The new behavioural study among dentists by Ritchie et al, reported in this issue of Occupational and Environmental Medicine, found no adverse effects associated with low exposure to mercury in urine, hair, or nails, that assess subjective symptoms as well as more objective measures of psychomotor performance. The new study laudably addresses the World Health Organisation's request for chronic Hgo exposure studies that are useful in defining a threshold of effect below 25 μg/l and are not limited by insufficient statistical power and inconsistent measures of exposure and outcome.1 The study highlights the potential for neurotoxicity from low exposure to Hgo among dentists who work with amalgam restorations containing 50% Hgo, and stimulates discussion on methodological issues in study design that might increase sensitivity to detect adverse effects.
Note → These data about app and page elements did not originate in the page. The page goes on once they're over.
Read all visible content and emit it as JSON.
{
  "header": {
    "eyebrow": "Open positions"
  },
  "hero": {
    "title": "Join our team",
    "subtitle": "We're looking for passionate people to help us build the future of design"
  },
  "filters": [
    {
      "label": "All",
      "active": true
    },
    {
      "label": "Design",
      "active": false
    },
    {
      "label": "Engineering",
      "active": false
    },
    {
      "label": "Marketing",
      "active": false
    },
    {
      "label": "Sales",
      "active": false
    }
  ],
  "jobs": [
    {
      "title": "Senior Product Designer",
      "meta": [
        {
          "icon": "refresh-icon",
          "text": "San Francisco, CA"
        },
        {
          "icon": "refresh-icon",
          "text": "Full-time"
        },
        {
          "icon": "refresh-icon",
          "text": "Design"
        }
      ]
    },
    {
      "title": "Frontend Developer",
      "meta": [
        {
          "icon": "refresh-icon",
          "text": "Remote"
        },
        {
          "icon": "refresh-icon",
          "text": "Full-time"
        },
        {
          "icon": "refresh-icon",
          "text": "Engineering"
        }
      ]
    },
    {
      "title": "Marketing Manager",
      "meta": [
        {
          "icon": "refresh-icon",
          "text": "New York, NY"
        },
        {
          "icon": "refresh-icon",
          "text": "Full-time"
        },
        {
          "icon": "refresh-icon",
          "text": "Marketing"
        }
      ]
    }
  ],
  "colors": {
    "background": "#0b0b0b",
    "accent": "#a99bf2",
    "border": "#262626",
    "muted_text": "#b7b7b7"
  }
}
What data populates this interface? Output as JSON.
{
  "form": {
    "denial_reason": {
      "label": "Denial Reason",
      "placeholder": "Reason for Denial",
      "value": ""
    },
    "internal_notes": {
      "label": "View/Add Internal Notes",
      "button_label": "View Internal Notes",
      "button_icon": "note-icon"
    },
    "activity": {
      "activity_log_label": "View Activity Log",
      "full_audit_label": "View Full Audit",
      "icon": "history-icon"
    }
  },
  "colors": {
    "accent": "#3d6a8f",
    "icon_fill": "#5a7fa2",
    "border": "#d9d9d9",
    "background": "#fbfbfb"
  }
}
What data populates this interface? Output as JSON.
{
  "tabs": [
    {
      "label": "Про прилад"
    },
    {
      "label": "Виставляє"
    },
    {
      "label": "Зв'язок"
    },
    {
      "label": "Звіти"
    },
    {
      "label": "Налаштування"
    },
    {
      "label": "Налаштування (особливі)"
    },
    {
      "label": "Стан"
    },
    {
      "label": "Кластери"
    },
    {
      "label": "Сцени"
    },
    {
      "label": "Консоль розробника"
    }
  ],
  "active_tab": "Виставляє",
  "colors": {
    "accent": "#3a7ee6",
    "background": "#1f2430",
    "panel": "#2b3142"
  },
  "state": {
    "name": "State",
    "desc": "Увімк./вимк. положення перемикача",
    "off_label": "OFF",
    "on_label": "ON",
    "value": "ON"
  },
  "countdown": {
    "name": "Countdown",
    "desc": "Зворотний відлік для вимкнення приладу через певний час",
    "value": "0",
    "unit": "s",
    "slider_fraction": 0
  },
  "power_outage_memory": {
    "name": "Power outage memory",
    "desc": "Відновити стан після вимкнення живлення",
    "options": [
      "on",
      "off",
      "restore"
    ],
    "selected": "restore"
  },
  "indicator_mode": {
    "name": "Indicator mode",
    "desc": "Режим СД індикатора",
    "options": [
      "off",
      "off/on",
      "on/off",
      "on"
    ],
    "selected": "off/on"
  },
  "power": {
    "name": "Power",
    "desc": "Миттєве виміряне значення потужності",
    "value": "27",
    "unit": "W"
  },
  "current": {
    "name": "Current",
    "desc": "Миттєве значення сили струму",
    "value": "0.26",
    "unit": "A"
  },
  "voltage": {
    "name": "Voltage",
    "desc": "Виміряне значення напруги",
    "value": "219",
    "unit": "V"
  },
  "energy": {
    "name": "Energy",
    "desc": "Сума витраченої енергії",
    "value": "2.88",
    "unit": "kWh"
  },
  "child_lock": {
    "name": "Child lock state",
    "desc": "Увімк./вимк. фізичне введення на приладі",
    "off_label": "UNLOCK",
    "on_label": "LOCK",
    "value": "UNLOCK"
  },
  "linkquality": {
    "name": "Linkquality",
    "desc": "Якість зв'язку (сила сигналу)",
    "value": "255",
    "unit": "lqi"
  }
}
Though few associations were noted, the negative results must be weighed with positive evidence for a lower threshold even applicable to the general population, because dentists incur exposures that are comparable to that in the general population. For example, in a US national sample of 6925 dentists participating in the American Dental Association Health Screen Program (1990–96), the distribution of urinary Hg was skewed; 90% had concentrations under 6.0 μg/l.2 In a Washington State sample of 2196 dentists (1998–2000), the mean urinary concentration was 2.5 μg/l (range 0–67). The new study also reported mean urinary concentrations of 2.56 μg/l that agree with previous reports. It is noteworthy that two estimates among the general population are comparable to that of dentists with broad ranges (0–34 and 1–18 μg/l) and similar mean urinary concentrations of 3.1 and 9.0 μg/l respectively.
The study also undertook a more comprehensive evaluation of exposure …